A stalemate in Congress has caused the federal government to shutdown as of October 1, 2013. As a result, various federal agencies that enforce labor and employment laws are shutdown or operating in a very limited capacity. For many, the shutdown and its attendant effects will include such things as the tolling of filing deadlines, cancellation of mediations and hearings, and delays in the processing of FOIA requests. Federal agencies have posted contingency plans for operations during the shutdown on their respective websites. Below are the main highlights for each agency.
Equal Employment Opportunity Commission (“EEOC”)
EEOC activities that will not occur during the shutdown include:
- Staff will not be available to answer questions from the public, or to respond to correspondence from the public.
- While the EEOC will accept charges that must be filed in order to preserve the rights of a claimant, these charges will not be investigated.
- Insofar as the courts grant the EEOC’s requests for extensions of time, the EEOC will not litigate in the federal courts.
- Mediations will be cancelled.
- Federal sector hearings will be cancelled, and federal employees’ appeals of discrimination complaints will not be decided.
- Outreach and education events will be cancelled
- No FOIA requests will be processed.
More information on the EEOC’s contingency plan is available at http://www.eeoc.gov/eeoc/shutdown_plan.cfm.
Federal Courts will remain open for business for approximately 10 business days. On October 15, 2013, the federal judiciary will reassess its situation and provide further guidance. The judiciary’s website states that all proceedings and deadlines remain in effect as scheduled, unless otherwise advised. Further, Case Management/Electronic Case Files (“CM/ECF”) will remain in operation for the electronic filing of documents with courts. More information is available at http://news.uscourts.gov/judiciary-remain-open-if-government-shuts-down.
Department of Labor (“DOL”)
During the shutdown, the DOL is only permitted to work on services that are considered absolutely essential and involve the safety of human life (i.e., inspections of mining sites). As a result, the Occupational Safety and Health Administration (“OSHA”) must stop inspections that do not involve immediate dangers or deaths. Further, the DOL states that the payment of unemployment insurance and workers’ compensation claims will proceed as usual and not be affected by the shutdown. The Department of Labor has posted a detailed shutdown plan, which is available at http://www.dol.gov/opa/media/press/opa/shutdown_plan2013.pdf.
National Labor Relations Board (“NLRB”)
The NLRB has provided details for the tolling of deadlines and extensions for filing documents, which includes a one-day extension of time for filing or service of a document for each day that the NLRB’s offices are closed. Some NLRB activities that are affected by the shutdown include:
- Tolling of time for filing documents, including briefs and appeals;

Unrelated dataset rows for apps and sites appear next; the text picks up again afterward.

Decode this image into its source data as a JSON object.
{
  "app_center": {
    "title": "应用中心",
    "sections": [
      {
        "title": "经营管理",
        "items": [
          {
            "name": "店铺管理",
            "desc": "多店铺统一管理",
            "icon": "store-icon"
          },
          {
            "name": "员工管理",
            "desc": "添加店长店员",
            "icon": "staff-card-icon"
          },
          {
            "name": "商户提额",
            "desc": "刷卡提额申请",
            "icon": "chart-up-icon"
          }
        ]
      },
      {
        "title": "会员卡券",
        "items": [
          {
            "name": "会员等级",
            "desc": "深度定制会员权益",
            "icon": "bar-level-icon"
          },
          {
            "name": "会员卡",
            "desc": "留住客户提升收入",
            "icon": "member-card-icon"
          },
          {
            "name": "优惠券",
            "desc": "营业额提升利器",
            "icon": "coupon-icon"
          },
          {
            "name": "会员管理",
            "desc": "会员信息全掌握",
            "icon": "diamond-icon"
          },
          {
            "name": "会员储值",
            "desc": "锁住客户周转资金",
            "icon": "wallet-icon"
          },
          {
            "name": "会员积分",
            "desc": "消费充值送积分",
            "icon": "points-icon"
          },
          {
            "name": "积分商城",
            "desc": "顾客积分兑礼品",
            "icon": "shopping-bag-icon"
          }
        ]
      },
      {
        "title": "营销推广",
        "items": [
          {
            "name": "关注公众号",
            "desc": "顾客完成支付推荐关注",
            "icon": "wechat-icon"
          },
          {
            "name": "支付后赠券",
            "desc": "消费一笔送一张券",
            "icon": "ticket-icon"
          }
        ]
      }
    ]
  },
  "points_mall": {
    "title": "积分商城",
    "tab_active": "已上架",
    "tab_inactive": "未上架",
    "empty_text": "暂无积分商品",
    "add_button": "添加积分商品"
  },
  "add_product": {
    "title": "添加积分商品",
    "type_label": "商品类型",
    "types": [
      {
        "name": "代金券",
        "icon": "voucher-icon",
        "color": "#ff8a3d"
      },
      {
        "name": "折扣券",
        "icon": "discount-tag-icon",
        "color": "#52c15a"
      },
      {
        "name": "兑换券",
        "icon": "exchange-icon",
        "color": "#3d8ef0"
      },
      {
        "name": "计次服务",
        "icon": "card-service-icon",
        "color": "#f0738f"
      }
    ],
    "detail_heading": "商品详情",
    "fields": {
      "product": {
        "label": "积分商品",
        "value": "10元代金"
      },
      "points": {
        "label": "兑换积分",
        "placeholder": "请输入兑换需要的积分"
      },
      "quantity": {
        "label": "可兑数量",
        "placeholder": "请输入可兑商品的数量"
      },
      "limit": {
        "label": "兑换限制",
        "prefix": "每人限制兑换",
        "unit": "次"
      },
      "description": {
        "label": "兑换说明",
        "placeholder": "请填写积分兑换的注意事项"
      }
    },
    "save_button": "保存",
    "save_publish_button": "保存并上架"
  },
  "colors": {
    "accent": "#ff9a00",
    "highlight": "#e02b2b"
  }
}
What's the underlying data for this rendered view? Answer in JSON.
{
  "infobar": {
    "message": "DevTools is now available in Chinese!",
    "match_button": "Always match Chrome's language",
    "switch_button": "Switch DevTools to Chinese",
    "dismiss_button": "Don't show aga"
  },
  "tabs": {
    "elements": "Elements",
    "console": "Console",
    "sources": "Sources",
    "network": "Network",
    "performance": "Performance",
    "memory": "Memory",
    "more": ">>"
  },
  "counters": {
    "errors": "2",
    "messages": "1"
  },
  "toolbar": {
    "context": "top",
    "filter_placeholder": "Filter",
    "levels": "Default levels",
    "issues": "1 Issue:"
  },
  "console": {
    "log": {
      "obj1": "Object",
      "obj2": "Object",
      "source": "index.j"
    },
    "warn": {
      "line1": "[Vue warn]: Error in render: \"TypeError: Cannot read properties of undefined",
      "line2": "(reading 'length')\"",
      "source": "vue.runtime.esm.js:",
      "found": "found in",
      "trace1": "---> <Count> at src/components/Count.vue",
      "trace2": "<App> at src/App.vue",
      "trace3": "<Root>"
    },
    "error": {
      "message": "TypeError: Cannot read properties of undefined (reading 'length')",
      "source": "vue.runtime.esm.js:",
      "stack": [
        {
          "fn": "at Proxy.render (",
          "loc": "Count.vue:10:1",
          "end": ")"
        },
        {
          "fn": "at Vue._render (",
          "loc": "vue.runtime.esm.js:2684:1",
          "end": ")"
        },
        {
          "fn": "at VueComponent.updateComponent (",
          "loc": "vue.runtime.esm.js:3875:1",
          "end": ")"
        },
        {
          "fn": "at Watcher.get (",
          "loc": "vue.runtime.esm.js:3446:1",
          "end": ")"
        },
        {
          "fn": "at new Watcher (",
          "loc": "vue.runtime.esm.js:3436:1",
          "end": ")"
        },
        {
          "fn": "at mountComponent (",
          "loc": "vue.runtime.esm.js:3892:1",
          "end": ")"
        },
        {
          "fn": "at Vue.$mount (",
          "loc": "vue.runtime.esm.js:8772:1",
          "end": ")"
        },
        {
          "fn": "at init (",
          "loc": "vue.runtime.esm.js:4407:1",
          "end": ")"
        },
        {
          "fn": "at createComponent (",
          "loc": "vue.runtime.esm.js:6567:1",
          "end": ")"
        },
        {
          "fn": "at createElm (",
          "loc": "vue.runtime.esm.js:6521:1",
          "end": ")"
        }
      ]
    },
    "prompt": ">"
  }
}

- Postponement of unfair labor practice hearings before Administrative Law Judges;
- Postponement of representation elections and hearings; and
- Timeliness of charges and petitions. Note that the six-month statute of limitations remains in effect for the filing of unfair labor practice charges.